WORK INSTRUCTIONS:
Check each line of the data below for the string "acquires". Then give the number of lines that have it, without anything else.
+++
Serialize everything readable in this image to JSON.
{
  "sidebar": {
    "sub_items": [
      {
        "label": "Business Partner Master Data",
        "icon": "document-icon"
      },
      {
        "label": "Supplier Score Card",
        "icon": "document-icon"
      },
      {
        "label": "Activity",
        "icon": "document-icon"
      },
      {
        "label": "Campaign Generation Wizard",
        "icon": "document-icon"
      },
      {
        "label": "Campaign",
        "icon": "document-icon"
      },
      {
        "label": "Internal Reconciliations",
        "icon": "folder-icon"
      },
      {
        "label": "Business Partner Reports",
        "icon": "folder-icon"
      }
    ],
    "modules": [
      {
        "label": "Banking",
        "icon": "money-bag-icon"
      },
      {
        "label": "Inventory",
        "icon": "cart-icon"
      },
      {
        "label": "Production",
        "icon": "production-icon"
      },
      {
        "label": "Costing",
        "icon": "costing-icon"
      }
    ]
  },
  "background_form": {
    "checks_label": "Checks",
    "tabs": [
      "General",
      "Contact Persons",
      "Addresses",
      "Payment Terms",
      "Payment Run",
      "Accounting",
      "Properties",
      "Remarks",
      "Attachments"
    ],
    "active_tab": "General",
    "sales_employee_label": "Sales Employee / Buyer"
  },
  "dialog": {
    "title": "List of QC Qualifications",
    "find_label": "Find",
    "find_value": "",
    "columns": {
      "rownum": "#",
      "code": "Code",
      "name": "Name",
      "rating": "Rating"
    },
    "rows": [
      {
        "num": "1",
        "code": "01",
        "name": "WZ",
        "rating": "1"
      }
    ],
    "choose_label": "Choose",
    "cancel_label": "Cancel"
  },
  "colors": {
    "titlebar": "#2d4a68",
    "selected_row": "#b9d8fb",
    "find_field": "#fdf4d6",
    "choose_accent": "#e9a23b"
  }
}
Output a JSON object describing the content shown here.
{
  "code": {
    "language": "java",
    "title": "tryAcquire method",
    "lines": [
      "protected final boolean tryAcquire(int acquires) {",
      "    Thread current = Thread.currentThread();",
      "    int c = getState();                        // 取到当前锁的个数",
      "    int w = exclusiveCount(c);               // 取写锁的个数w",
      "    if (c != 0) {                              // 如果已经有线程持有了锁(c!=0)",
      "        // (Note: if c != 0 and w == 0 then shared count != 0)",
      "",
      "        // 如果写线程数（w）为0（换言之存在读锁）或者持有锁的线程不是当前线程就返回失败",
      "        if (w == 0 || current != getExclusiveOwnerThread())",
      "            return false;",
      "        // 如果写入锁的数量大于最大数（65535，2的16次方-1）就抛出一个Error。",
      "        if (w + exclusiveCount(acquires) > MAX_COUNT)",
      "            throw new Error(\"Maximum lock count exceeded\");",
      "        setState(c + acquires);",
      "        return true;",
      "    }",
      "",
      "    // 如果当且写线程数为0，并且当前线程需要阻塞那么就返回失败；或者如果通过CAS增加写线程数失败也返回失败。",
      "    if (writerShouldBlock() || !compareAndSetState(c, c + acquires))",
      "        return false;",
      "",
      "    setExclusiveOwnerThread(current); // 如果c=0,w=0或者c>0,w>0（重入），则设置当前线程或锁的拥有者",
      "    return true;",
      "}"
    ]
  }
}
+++
PROBLEM SOLUTION:
4